If this is not the case, the electron will lose its energy by ionizing the gas and the generated positive ions will collide with filament and damage the filament.

Control Over Intensity and Penetration of X-Rays

Soft and Hard X-Rays

In generating X-rays, their two properties have to be taken care of: Intensity and Penetration

Control over Intensity: The intensity of x-rays is called their rate of production i.e. the number of x-rays produced per second. Their value is directly proportional to the number of electrons producing x rays.

If the number of electrons hitting the target per second is increased, then the number of X rays produced will also increase i.e. X rays of more intensity will be produced.

To increase the intensity of X rays received from the Coolidge tube, the current flowing in the filament is increased. This increases the number of electrons per second from the filament, that is, the number of electrons hitting the target per second. As a result, the intensity of the generated X rays increases.

Control over Penetration: The penetrability of X rays depends on their wavelength. Rays with larger wavelength (approximately 4Å) have less frequency (v = c/λ), so their energy is also less.

When the energy (hv) is less, their penetrating power is less and they are called soft or less penetrating x rays.

These rays can pass through only thin sheets of matter. In contrast, rays with shorter wavelength (about 1Å) have higher penetrating power and are called hard or highly penetrating X rays.

The wavelength of X-Rays depends on the kinetic energy of the electrons producing them and this kinetic energy depends on the potential difference between the filament (F) and the target (T) inside the tube.

As this potential difference is increased, the wavelength of the X rays produced in the tube becomes smaller, that is, the penetrating power increases.

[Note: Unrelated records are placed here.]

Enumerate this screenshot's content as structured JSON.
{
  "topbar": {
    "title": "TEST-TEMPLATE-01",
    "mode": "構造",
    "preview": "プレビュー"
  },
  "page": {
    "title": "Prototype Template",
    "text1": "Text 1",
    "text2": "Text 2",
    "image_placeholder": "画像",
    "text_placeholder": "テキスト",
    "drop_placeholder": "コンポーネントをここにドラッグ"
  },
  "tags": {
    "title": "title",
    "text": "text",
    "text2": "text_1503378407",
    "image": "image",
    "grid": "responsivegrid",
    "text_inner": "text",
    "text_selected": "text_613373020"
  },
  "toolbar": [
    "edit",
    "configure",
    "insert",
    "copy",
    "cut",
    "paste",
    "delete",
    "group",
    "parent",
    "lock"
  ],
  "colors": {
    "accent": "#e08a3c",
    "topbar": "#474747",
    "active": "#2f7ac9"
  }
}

Therefore, the power of X rays can be increased by increasing the potential difference applied at the ends of the tube and it can be reduced by decreasing.